* Won hits 9-month low, edges closer to 1,200 per dollar
* S.Korean official tell traders: Don't push won too low
* Baht touches an 11-month low
(Adds text, updates prices)
By Masayuki Kitano
SINGAPORE, Dec 21 The South Korean won and the
Thai baht hit multi-month lows against the dollar on Wednesday,
weighed down by expectations of a faster pace of U.S. interest
rate increases after Donald Trump becomes president on Jan. 20.
The Thai baht hit a trough of 36.076, falling to
levels last seen in January. The won touched 1,196.3
per dollar, its lowest level since March.
As the won slipped, a South Korean official in charge of
foreign exchange markets cautioned traders about pushing the
currency too low, highlighting the 1,200 level per dollar level
as a key area to watch.
Such remarks probably reflect concerns about the risk that a
weakening won could spur capital outflows from South Korean
assets, said Satoshi Okagawa, senior global markets analyst for
Sumitomo Mitsui Banking Corporation in Singapore.
"For South Korea, won weakness might normally be seen as
being desirable," Okagawa said, noting the export-dependent
nature of the country's economy.
"But the problem is that it could lead to trouble if that
(won weakness) were to be accompanied by fund outflows from
bonds and equities," he added.
The Philippine peso languished near an eight-year
low hit in late November of 50.000, having matched that trough
on Tuesday. The peso last stood at 49.980.
Emerging Asian currencies have declined broadly since early
November, as the dollar and U.S. bond yields jumped on
expectations that President-elect Donald Trump's proposals for

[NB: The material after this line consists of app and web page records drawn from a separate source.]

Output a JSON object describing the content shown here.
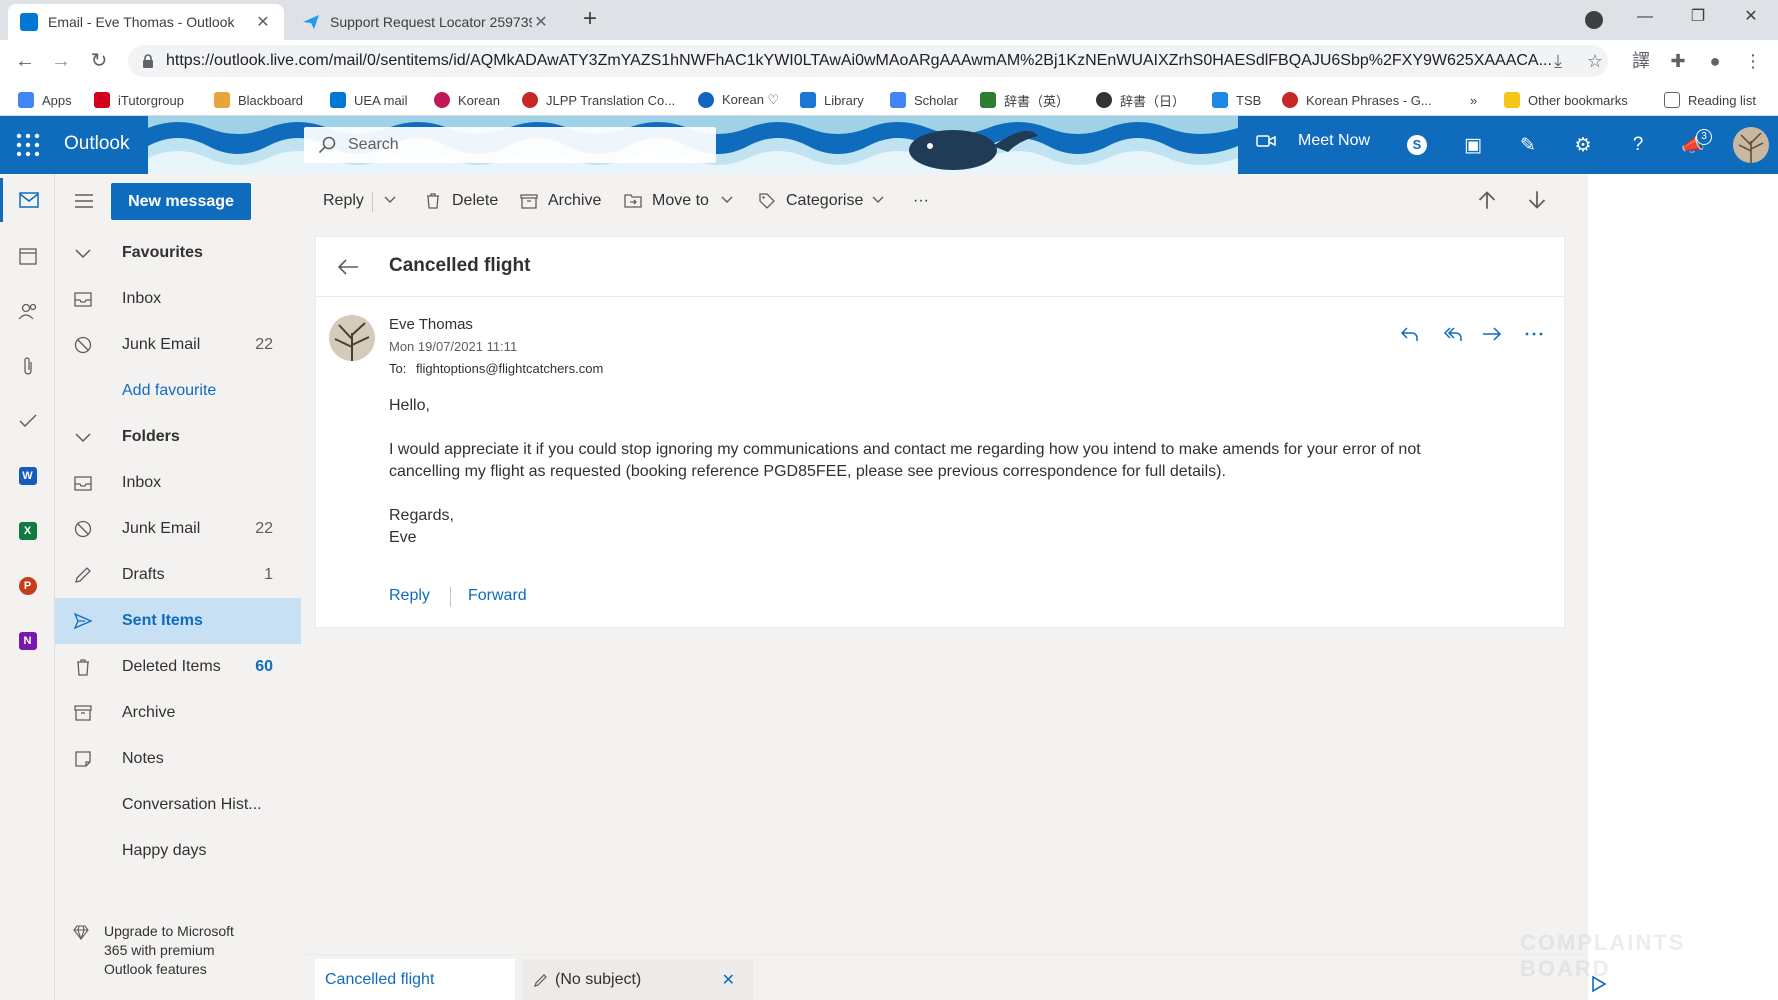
{
  "browser": {
    "tabs": [
      {
        "title": "Email - Eve Thomas - Outlook",
        "favicon": "outlook-icon",
        "color": "#0078d4",
        "active": true
      },
      {
        "title": "Support Request Locator 259739",
        "favicon": "paper-plane-icon",
        "color": "#1d9bf0",
        "active": false
      }
    ],
    "url": "https://outlook.live.com/mail/0/sentitems/id/AQMkADAwATY3ZmYAZS1hNWFhAC1kYWI0LTAwAi0wMAoARgAAAwmAM%2Bj1KzNEnWUAIXZrhS0HAESdlFBQAJU6Sbp%2FXY9W625XAAACA...",
    "bookmarks": [
      {
        "label": "Apps",
        "color": "#4285f4"
      },
      {
        "label": "iTutorgroup",
        "color": "#d0021b"
      },
      {
        "label": "Blackboard",
        "color": "#e8a33d"
      },
      {
        "label": "UEA mail",
        "color": "#0078d4"
      },
      {
        "label": "Korean",
        "color": "#c2185b"
      },
      {
        "label": "JLPP Translation Co...",
        "color": "#c62828"
      },
      {
        "label": "Korean ♡",
        "color": "#1565c0"
      },
      {
        "label": "Library",
        "color": "#1976d2"
      },
      {
        "label": "Scholar",
        "color": "#4285f4"
      },
      {
        "label": "辞書（英）",
        "color": "#2e7d32"
      },
      {
        "label": "辞書（日）",
        "color": "#333333"
      },
      {
        "label": "TSB",
        "color": "#1e88e5"
      },
      {
        "label": "Korean Phrases - G...",
        "color": "#c62828"
      },
      {
        "label": "»",
        "color": ""
      },
      {
        "label": "Other bookmarks",
        "color": "#f5c518"
      },
      {
        "label": "Reading list",
        "color": "#5f6368"
      }
    ]
  },
  "header": {
    "brand": "Outlook",
    "search_placeholder": "Search",
    "meet_now": "Meet Now",
    "notification_count": "3",
    "accent": "#0f6cbd"
  },
  "toolbar": {
    "new_message": "New message",
    "reply": "Reply",
    "delete": "Delete",
    "archive": "Archive",
    "move_to": "Move to",
    "categorise": "Categorise",
    "more": "···"
  },
  "folders": {
    "favourites_header": "Favourites",
    "favourites": [
      {
        "label": "Inbox",
        "count": "",
        "icon": "inbox-icon"
      },
      {
        "label": "Junk Email",
        "count": "22",
        "icon": "junk-icon"
      },
      {
        "label": "Add favourite",
        "count": "",
        "icon": ""
      }
    ],
    "folders_header": "Folders",
    "items": [
      {
        "label": "Inbox",
        "count": "",
        "icon": "inbox-icon"
      },
      {
        "label": "Junk Email",
        "count": "22",
        "icon": "junk-icon"
      },
      {
        "label": "Drafts",
        "count": "1",
        "icon": "pencil-icon"
      },
      {
        "label": "Sent Items",
        "count": "",
        "icon": "send-icon",
        "selected": true
      },
      {
        "label": "Deleted Items",
        "count": "60",
        "icon": "trash-icon"
      },
      {
        "label": "Archive",
        "count": "",
        "icon": "archive-icon"
      },
      {
        "label": "Notes",
        "count": "",
        "icon": "note-icon"
      },
      {
        "label": "Conversation Hist...",
        "count": "",
        "icon": ""
      },
      {
        "label": "Happy days",
        "count": "",
        "icon": ""
      }
    ],
    "upgrade": [
      "Upgrade to Microsoft",
      "365 with premium",
      "Outlook features"
    ]
  },
  "message": {
    "subject": "Cancelled flight",
    "sender": "Eve Thomas",
    "date": "Mon 19/07/2021 11:11",
    "to_label": "To:",
    "to": "flightoptions@flightcatchers.com",
    "greeting": "Hello,",
    "body_line1": "I would appreciate it if you could stop ignoring my communications and contact me regarding how you intend to make amends for your error of not",
    "body_line2": "cancelling my flight as requested (booking reference PGD85FEE, please see previous correspondence for full details).",
    "closing": "Regards,",
    "signature": "Eve",
    "reply_link": "Reply",
    "forward_link": "Forward"
  },
  "bottom_tabs": {
    "active": "Cancelled flight",
    "draft": "(No subject)"
  },
  "watermark": "COMPLAINTS BOARD"
}
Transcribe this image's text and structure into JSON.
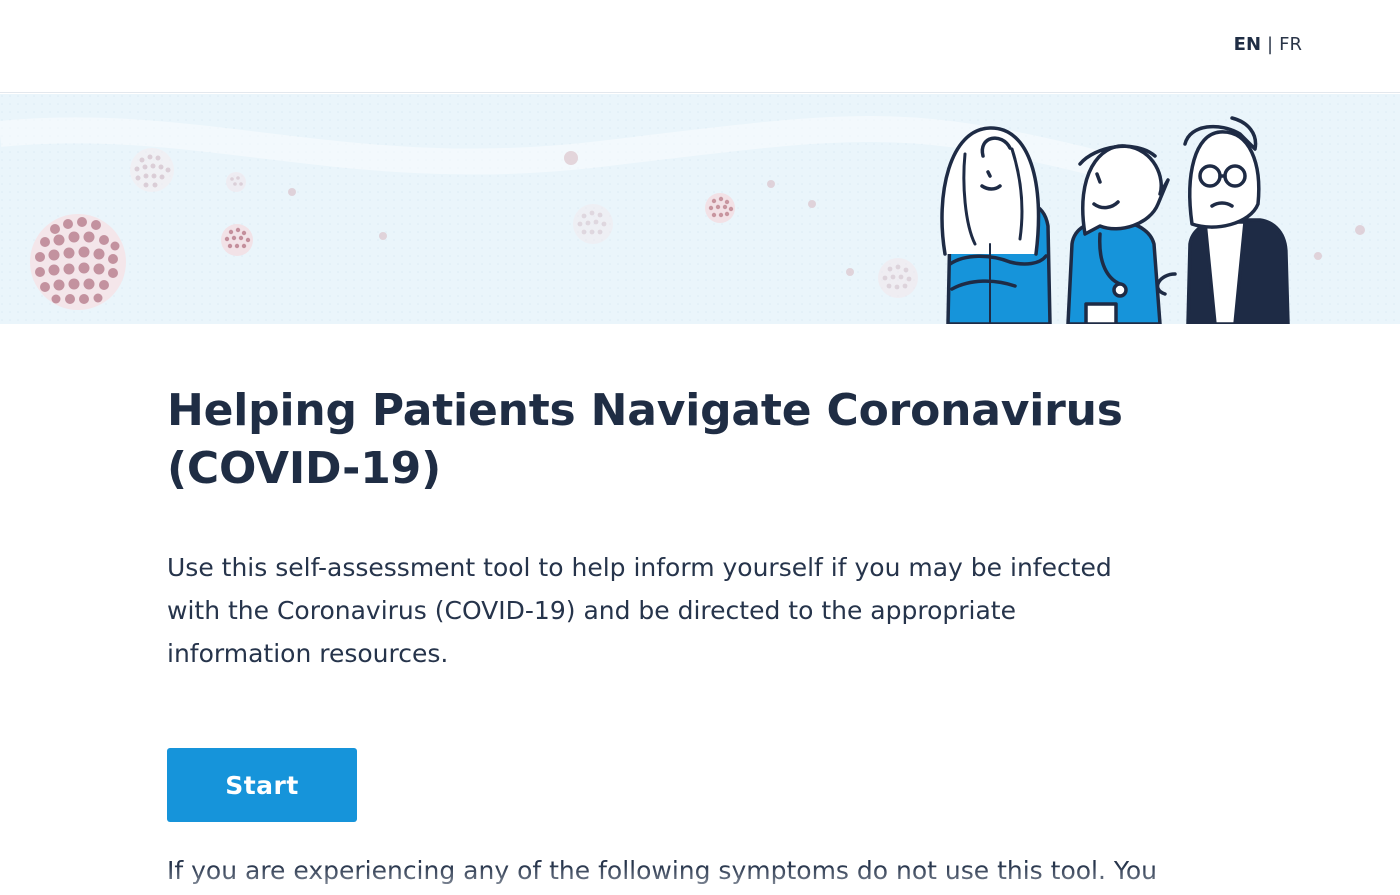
{
  "header": {
    "lang_active": "EN",
    "lang_separator": "|",
    "lang_other": "FR"
  },
  "banner": {
    "illustration": "three-people-virus-illustration"
  },
  "main": {
    "title": "Helping Patients Navigate Coronavirus (COVID-19)",
    "intro": "Use this self-assessment tool to help inform yourself if you may be infected with the Coronavirus (COVID-19) and be directed to the appropriate information resources.",
    "start_label": "Start",
    "warning": "If you are experiencing any of the following symptoms do not use this tool. You"
  },
  "colors": {
    "accent": "#1694da",
    "text": "#1f2d44",
    "banner_bg": "#e9f4fb",
    "virus": "#c79aa8"
  }
}
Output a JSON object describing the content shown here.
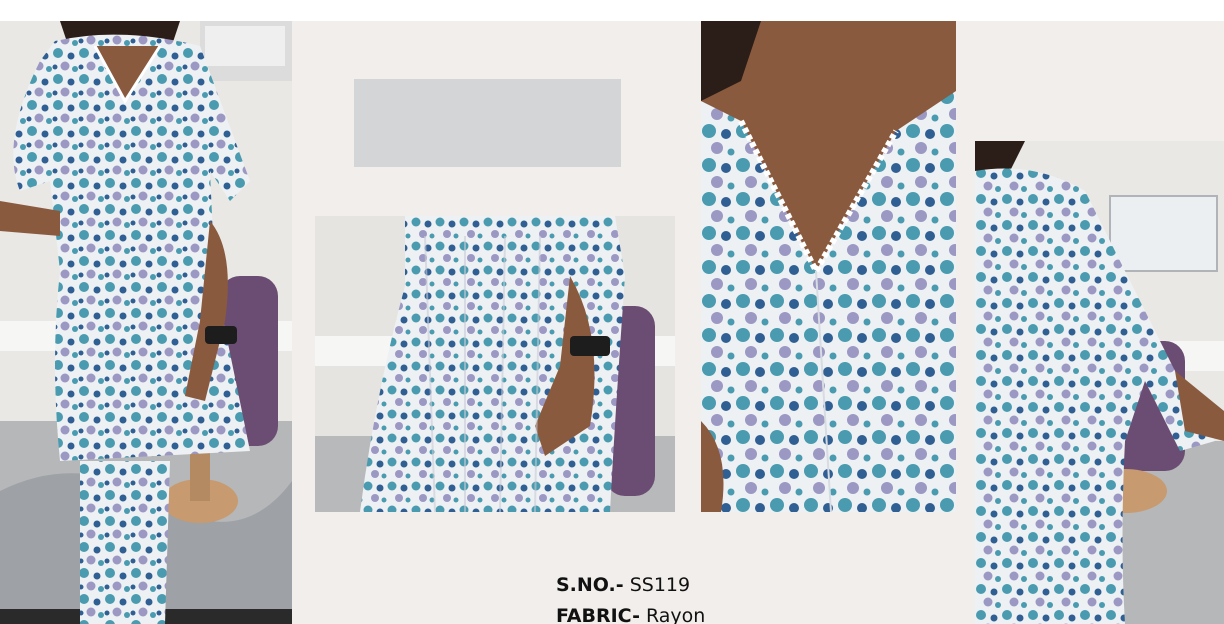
{
  "product": {
    "sno_label": "S.NO.-",
    "sno_value": "SS119",
    "fabric_label": "FABRIC-",
    "fabric_value": "Rayon"
  },
  "images": [
    {
      "name": "model-full-front-photo",
      "description_icon": "photo-icon"
    },
    {
      "name": "skirt-closeup-photo",
      "description_icon": "photo-icon"
    },
    {
      "name": "neckline-closeup-photo",
      "description_icon": "photo-icon"
    },
    {
      "name": "model-side-photo",
      "description_icon": "photo-icon"
    }
  ],
  "colors": {
    "page_background": "#f1eeeb",
    "placeholder_block": "#d3d5d7",
    "fabric_white": "#eef1f4",
    "fabric_teal": "#4a9bb0",
    "fabric_blue": "#2f5f93",
    "fabric_lavender": "#9c98c4",
    "chair_purple": "#6b4d73",
    "stool_gold": "#c89a6f",
    "skin": "#8a5a3e",
    "hair": "#2b1e18",
    "wall": "#e9e8e4"
  }
}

infrastructure spending and tax cuts will boost economic growth
Such rises in U.S. bond yields can reduce the attractiveness
of investing in emerging markets and trigger capital outflows
from such countries.
Asian currencies have come under renewed pressure after the
U.S. Federal Reserve raised interest rates last week for the
first time in a year, and also signalled three hikes in 2017.
EMERGING MARKET OUTFLOWS
Data from the Institute for International Finance (IIF)
showed non-resident investors have pulled a total of $23 billion
from emerging market portfolios since early October, including
$18 billion after the U.S. presidential election.
The IIF tracks Indonesia, India, Korea, Thailand, the
Philippines, South Africa, Brazil and Hungary.
Nearly half of the $18 billion in outflows from emerging
market assets since Nov. 9 were from Indian equities and bonds,
the IIF said, adding that South African and Thai securities also
saw particularly marked outflows.
Korean equities were the only asset tracked by the IIF to
have recorded inflows during this period, it added.
THAILAND'S CENTRAL BANK
Thailand's central bank is expected to leave benchmark
interest rate steady for a 13th straight meeting at its policy
review on Wednesday despite a slow economic recovery, according
to a Reuters poll.
All 18 economists surveyed forecast the central bank's
one-day repurchase rate would be kept at 1.50
percent. The policy decision is due before 0730 GMT.
CURRENCIES VS U.S. DOLLAR
Change on the day at 0542 GMT
Currency Latest Previous Pct
bid day Move
Japan yen 117.59 117.88 +0.25
Sing dlr 1.4445 1.4461 +0.11
Taiwan dlr 32.007 32.005 -0.01
Korean won 1193.10 1193.40 +0.03
Baht 36.00 36.01 +0.01
Peso 49.980 49.999 +0.04
Rupiah 13468 13425 -0.32
Rupee 67.91 68.04 +0.20
Ringgit 4.4770 4.4780 +0.02
Yuan 6.9500 6.9490 -0.01
Change so far in 2016
Currency Latest End prev Pct
bid year Move
Japan yen 117.59 120.30 +2.30
Sing dlr 1.4445 1.4177 -1.86
Taiwan dlr 32.007 33.066 +3.31
Korean won 1193.10 1172.50 -1.73
Baht 36.00 36.00 -0.01
Peso 49.98 47.06 -5.84
Rupiah 13468 13785 +2.35
Rupee 67.91 66.15 -2.58
Ringgit 4.4770 4.2935 -4.10
Yuan 6.9500 6.4936 -6.57
(Reporting by Masayuki Kitano; Editing by Richard Borsuk)